> **Problem to work on**
From the first line to the last, retype everything below exactly, minus the pictures.

[[ Excerpted data, beginning ]]

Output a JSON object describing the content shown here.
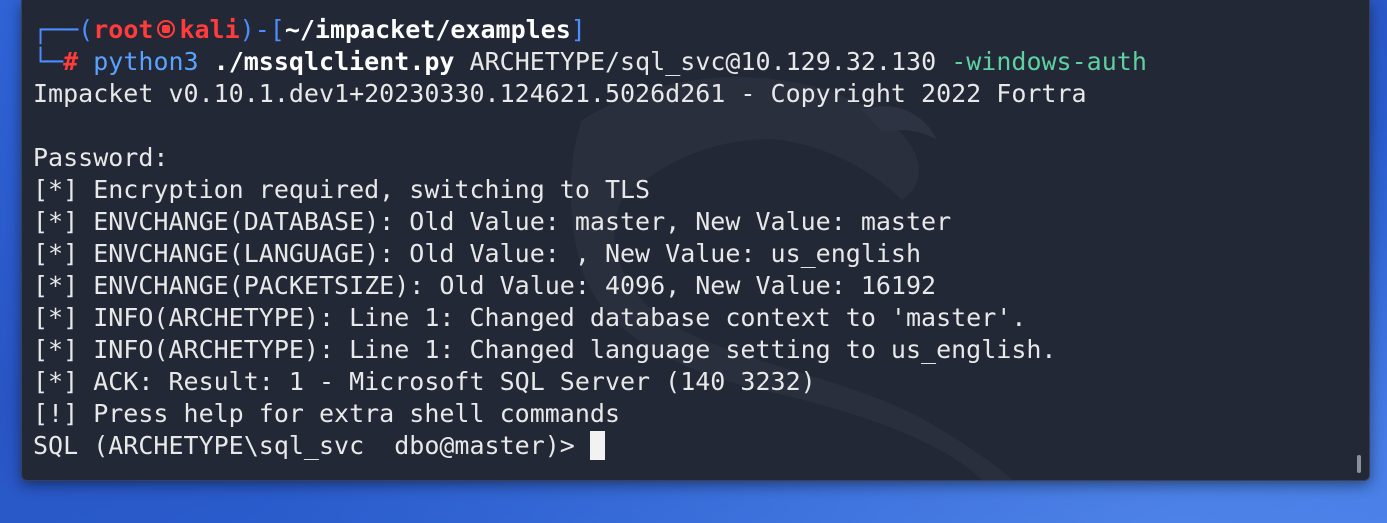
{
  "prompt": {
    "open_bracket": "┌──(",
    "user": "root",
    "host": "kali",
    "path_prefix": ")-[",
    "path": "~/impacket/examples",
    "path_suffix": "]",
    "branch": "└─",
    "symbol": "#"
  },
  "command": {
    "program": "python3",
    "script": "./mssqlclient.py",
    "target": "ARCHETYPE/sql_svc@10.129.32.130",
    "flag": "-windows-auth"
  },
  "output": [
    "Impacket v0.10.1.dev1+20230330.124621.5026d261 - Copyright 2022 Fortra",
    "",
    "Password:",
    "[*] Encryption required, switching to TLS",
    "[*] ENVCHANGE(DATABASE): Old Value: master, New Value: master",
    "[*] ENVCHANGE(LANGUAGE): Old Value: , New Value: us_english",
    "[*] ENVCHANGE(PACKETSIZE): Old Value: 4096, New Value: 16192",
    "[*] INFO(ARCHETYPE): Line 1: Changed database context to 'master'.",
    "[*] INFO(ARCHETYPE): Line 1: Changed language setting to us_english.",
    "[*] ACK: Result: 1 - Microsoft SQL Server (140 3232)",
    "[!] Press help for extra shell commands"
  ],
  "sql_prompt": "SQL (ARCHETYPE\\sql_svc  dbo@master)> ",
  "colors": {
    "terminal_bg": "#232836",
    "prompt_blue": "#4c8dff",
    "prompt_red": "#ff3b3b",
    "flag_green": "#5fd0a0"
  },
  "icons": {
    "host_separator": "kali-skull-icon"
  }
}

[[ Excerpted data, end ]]

> **Output for this task**
Output a JSON object describing the content shown here.
{
  "prompt": {
    "open_bracket": "┌──(",
    "user": "root",
    "host": "kali",
    "path_prefix": ")-[",
    "path": "~/impacket/examples",
    "path_suffix": "]",
    "branch": "└─",
    "symbol": "#"
  },
  "command": {
    "program": "python3",
    "script": "./mssqlclient.py",
    "target": "ARCHETYPE/sql_svc@10.129.32.130",
    "flag": "-windows-auth"
  },
  "output": [
    "Impacket v0.10.1.dev1+20230330.124621.5026d261 - Copyright 2022 Fortra",
    "",
    "Password:",
    "[*] Encryption required, switching to TLS",
    "[*] ENVCHANGE(DATABASE): Old Value: master, New Value: master",
    "[*] ENVCHANGE(LANGUAGE): Old Value: , New Value: us_english",
    "[*] ENVCHANGE(PACKETSIZE): Old Value: 4096, New Value: 16192",
    "[*] INFO(ARCHETYPE): Line 1: Changed database context to 'master'.",
    "[*] INFO(ARCHETYPE): Line 1: Changed language setting to us_english.",
    "[*] ACK: Result: 1 - Microsoft SQL Server (140 3232)",
    "[!] Press help for extra shell commands"
  ],
  "sql_prompt": "SQL (ARCHETYPE\\sql_svc  dbo@master)> ",
  "colors": {
    "terminal_bg": "#232836",
    "prompt_blue": "#4c8dff",
    "prompt_red": "#ff3b3b",
    "flag_green": "#5fd0a0"
  },
  "icons": {
    "host_separator": "kali-skull-icon"
  }
}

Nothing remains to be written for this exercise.